On 13 April 2018, the Romanian President approved the request and asked the Justice Minister to proceed with the prosecution of Iliescu, Roman, and Voiculescu.
In 2005, investigations for murder against Iliescu related to the quashing of the 1990 ‘Mineriad’ protests were initiated by Romanian prosecutors but were discontinued several years later and the charges against the suspects were dropped.
In November 2014, the European Court of Human Rights found the lack of effective investigations into the incidents that occurred during the ‘Mineriad’ protests to be in violation of the right to life, the right to freedom from inhumane and degrading treatment, and the right to a fair trial of the people involved in the demonstrations.
In October 2015, the Military Prosecutor’s Section within the Prosecutor’s Office attached to the High Court of Cassation and Justice Office reopened investigations against Iliescu for having decided, organised and coordinated a general and systematic attack against the civilian population during the events from 13 until 15 June 1990 in Bucharest.

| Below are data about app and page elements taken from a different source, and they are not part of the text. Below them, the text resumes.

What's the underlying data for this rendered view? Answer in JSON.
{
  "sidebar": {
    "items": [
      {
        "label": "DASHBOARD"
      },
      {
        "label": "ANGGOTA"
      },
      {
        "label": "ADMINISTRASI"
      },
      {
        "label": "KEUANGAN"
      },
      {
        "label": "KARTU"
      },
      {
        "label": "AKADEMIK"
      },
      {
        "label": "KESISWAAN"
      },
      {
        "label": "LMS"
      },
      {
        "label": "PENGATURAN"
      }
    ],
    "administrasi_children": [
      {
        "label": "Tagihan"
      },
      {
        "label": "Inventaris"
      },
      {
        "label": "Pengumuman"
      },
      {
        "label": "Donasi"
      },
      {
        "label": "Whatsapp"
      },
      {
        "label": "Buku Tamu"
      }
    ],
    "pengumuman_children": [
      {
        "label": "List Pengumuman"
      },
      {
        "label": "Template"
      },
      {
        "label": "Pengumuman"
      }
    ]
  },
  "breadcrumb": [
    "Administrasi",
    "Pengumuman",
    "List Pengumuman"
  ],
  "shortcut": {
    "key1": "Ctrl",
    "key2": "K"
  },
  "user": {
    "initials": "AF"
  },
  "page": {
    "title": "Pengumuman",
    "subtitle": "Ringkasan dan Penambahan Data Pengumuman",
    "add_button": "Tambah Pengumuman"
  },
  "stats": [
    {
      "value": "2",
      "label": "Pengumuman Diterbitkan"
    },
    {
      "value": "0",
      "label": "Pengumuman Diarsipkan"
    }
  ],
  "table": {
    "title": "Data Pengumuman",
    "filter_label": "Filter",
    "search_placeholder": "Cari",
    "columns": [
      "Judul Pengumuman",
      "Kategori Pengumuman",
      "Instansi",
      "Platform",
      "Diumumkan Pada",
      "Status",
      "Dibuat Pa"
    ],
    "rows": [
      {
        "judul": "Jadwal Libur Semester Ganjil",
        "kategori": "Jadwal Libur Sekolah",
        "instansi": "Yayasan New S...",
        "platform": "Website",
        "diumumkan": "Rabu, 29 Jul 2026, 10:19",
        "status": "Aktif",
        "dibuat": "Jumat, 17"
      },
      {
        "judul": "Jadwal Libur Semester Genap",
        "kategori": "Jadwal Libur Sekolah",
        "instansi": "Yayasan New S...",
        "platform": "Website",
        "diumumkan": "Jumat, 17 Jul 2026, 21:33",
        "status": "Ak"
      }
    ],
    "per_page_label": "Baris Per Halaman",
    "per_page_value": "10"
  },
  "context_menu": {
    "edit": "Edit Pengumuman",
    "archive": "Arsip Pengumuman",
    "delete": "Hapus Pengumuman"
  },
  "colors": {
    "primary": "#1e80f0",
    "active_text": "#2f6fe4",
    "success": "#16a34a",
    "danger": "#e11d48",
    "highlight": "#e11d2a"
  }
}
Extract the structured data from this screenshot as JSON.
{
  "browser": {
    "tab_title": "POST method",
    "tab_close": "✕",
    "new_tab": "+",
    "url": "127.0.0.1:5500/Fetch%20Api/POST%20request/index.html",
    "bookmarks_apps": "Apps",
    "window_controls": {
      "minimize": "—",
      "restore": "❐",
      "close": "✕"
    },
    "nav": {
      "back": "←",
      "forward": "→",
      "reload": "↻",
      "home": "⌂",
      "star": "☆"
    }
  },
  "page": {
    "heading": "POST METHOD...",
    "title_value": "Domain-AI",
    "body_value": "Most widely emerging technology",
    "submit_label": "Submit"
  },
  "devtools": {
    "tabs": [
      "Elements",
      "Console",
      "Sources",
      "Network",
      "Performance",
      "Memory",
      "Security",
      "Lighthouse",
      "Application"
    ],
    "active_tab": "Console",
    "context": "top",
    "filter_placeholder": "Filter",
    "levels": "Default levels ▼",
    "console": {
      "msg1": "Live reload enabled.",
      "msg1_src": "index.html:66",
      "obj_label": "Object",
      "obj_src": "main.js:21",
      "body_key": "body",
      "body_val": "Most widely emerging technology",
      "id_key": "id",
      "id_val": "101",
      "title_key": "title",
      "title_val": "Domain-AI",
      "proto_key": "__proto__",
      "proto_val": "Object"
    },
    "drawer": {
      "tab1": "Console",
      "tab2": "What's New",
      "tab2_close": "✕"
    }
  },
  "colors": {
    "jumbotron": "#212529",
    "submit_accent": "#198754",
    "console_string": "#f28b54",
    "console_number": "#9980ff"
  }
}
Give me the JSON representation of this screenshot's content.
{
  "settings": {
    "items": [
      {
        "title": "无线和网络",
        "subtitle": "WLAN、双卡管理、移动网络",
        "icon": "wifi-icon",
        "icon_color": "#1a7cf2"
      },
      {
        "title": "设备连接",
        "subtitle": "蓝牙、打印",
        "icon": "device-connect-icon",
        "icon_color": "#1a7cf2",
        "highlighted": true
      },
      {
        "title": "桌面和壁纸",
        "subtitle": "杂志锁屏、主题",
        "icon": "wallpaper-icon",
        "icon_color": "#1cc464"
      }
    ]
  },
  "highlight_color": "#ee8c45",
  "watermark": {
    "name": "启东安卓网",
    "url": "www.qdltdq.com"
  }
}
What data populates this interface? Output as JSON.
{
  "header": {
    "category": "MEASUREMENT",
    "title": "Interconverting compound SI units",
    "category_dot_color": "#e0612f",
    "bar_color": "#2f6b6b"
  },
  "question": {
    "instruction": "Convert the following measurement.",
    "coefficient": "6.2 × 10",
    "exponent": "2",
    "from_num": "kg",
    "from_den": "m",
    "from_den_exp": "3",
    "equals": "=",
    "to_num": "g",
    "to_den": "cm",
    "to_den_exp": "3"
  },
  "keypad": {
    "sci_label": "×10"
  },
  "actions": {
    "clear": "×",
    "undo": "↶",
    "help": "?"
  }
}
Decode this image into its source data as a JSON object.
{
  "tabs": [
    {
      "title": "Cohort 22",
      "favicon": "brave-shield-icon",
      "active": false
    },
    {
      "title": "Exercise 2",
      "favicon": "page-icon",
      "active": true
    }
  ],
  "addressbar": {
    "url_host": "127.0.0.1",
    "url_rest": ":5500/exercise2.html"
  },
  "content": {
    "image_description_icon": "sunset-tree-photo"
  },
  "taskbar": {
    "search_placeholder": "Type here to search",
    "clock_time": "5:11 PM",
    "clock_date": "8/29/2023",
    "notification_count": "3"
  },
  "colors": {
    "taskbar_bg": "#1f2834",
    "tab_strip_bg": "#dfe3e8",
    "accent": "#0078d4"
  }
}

The suspects, including Iliescu, were first called for questioning on 21 December 2015.
Iliescu denied calling the minors to Bucharest and claimed they came spontaneously.
On 13 June 2017, the Prosecutor’s office indicted Iliescu for crimes against humanity. According to a statement of the General Prosecutor’s Office, the attack illegally involved forces of the Interior Ministry, Defence Ministry, Romanian Intelligence service, as well as the minors and other workers from various areas of the country. Together, these forces allegedly carried out violent attacks against civilians associated with the protests, as well as against peaceful residents.
The trial against Iliescu and several other accused started on 20 February 2018 before the High Court of Cassation and Justice.
Former Romanian President Ion Iliescu was officially charged with crimes against humanity by the country’s top prosecutor on Monday as it finalised an inquiry into the chaotic and bloody anti-Communist revolution of 1989. The official indictment came after prosecutors accused Iliescu last December of masterminding the formation of a group in December 1989, with the aim of gaining power and political legitimacy. About 13 million bullets were used by troops. The conviction and hastily assembled execution of Ceausescu and his wife Elena was also part of the scheme pursued “in a simulated criminal trial,” on Dec. 25, 1989, prosecutors said.
“The completion of this case by our military prosecutors, is one of the most important goals in the management project I assumed publicly three years ago: to solve Romania’s historical files,” General Prosecutor Augustin Lazar told reporters.
- Ion Iliescu Biography and Profile (TI / Reuters)